• Feb 26th 2011, 05:54 AM
lanierms
Finding a value of an expression
$x, y, z$ are all different real numbers.

When they satisfy the equation: $x^2-kyz=y^2-kzx=z^2-kxy$,

find the value of $x+y+z+k$.

I already found the value of $k$ though; it's $-2$.
But I can't seem to go any further from that.
• Feb 27th 2011, 02:40 AM
lanierms
Here's how I got the value of K:

$x^2-kyz=y^2-kzx$

$x^2-y^2=kyz-kzx$

$(x+y)(x-y)=-kz(x-y)$

Since $x\not=y$,

$x+y=-kz$.

If we do the same thing for all three pairs, we get:

$x+y=-kz$, $y+z=-kx$, $z+x=-ky$.

If we add all of them together, we get:

$2(x+y+z)=-k(x+y+z)$

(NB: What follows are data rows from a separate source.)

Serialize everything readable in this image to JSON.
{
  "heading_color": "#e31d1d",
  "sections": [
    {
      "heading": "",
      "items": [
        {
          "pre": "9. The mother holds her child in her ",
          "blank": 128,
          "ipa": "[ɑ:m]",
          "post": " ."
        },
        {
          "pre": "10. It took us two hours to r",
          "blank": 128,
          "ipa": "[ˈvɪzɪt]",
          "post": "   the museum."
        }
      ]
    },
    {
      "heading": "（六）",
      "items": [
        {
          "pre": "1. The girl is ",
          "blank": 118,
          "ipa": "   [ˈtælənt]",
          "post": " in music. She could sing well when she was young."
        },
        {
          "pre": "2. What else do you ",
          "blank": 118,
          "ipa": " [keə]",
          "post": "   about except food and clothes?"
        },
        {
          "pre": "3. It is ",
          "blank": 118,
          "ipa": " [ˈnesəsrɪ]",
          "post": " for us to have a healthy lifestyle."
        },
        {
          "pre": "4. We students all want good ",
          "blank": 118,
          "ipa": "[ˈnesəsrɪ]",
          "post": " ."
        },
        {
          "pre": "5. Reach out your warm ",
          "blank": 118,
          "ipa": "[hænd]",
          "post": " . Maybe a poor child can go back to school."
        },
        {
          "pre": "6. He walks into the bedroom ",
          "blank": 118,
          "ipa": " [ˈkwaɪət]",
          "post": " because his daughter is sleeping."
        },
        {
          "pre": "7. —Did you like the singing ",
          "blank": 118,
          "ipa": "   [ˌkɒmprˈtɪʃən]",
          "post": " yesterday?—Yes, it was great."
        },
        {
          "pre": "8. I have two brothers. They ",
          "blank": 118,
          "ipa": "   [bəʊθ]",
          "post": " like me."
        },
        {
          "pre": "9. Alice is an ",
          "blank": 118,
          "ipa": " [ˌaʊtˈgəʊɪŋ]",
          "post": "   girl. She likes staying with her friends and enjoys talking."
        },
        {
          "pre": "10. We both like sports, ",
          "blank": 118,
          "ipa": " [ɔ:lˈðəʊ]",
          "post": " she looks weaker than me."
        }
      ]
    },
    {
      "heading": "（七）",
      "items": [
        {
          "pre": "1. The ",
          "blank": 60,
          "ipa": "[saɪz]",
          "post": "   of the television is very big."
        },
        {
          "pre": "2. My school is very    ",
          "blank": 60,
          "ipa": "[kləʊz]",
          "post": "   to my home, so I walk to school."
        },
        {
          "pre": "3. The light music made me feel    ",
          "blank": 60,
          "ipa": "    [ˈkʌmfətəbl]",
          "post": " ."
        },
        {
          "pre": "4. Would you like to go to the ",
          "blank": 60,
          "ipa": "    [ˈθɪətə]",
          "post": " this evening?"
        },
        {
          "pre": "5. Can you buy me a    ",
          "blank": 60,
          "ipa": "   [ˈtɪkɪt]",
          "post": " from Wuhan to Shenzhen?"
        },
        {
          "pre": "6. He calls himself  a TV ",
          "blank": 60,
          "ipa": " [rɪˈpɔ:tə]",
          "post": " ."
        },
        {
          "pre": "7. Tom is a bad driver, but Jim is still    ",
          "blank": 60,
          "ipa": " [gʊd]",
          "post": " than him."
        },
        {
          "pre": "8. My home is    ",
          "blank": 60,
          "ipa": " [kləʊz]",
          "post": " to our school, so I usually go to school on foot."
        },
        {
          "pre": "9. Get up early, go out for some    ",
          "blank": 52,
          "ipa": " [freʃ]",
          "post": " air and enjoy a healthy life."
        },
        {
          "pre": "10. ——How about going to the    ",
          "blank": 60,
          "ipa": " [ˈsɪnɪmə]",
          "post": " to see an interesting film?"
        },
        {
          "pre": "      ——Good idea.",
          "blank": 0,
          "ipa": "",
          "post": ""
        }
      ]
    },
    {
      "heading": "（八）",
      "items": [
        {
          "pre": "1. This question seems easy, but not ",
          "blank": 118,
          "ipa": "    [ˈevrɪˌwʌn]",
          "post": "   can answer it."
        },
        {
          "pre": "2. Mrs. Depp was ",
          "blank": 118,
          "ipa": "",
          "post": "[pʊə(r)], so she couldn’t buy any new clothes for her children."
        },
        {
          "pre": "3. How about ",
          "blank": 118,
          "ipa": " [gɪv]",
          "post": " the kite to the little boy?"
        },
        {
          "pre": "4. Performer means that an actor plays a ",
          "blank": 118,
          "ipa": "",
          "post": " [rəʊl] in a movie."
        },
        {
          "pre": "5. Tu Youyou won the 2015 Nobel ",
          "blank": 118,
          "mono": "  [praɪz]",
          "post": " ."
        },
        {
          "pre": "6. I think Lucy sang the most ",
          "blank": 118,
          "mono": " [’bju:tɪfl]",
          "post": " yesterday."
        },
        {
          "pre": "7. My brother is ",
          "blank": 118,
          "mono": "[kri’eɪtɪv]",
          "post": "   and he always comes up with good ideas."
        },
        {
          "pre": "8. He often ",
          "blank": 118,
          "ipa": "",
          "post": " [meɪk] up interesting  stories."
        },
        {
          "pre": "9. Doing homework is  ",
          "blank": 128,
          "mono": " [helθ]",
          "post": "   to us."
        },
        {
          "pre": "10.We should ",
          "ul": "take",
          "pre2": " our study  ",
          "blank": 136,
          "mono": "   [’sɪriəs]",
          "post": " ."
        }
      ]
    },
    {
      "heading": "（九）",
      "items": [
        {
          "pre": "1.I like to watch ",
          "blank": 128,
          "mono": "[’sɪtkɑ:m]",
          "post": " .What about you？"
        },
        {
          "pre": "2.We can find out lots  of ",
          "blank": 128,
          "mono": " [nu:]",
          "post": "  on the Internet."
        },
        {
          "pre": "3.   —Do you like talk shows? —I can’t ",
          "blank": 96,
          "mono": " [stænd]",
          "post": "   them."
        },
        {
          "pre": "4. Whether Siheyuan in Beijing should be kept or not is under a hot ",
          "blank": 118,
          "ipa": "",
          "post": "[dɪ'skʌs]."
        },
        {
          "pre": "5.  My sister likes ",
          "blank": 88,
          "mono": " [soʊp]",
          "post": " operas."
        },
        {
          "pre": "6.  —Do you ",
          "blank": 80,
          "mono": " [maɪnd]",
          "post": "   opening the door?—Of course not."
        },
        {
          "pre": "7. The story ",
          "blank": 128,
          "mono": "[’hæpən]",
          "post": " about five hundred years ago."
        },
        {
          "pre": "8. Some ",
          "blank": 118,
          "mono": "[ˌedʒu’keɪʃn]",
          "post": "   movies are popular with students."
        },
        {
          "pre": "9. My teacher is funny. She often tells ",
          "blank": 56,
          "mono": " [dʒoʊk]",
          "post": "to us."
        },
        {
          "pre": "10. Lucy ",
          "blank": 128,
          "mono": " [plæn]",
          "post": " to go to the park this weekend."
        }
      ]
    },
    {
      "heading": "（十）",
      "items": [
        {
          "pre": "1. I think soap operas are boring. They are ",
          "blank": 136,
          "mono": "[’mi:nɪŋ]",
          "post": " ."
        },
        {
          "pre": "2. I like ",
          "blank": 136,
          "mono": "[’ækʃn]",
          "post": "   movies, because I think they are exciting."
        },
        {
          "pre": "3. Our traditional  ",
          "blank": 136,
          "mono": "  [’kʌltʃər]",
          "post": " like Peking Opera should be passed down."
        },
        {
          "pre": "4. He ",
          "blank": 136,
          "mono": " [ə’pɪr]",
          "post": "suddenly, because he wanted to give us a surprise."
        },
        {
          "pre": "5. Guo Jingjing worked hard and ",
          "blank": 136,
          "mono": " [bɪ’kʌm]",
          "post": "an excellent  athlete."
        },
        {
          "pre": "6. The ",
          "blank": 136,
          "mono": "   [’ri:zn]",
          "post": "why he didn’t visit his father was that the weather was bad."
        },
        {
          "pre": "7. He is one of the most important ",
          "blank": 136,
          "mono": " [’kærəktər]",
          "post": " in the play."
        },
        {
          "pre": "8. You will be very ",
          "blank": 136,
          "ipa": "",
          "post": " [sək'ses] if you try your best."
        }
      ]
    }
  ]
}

$k=-2$.
• Feb 27th 2011, 08:08 AM
NOX Andrew
$x^2 + 2yz = y^2 + 2xz$

$\implies x^2 - 2xz = y^2 - 2yz$

$\implies x^2 - 2xz + z^2 = y^2 - 2yz + z^2$

$\implies (x - z)^2 = (y - z)^2$

$\implies x - z = y - z$ or $x - z = -(y - z)$

$\implies x = y$ or $x = 2z - y$

Does this help any?
• Feb 27th 2011, 06:40 PM
lanierms
I really have no idea how I can use those to get the answer.

$x\not=y$, because they are all different real numbers.

Also, if I try the second one, I get:

$x=2z-y$

$y^2+2zx=z^2+2xy$

$y^2+2z(2z-y)=z^2+2y(2z-y)$

$\longrightarrow y^2+4z^2-2yz=z^2+4yz-2y^2$

$\longrightarrow 3y^2-6yz+3z^2=0$

$\longrightarrow y^2-2yz+z^2=0$

$\longrightarrow (y-z)^2=0$

$\therefore y=z$

But that shouldn't be correct because as indicated earlier: $x\not=y\not=z$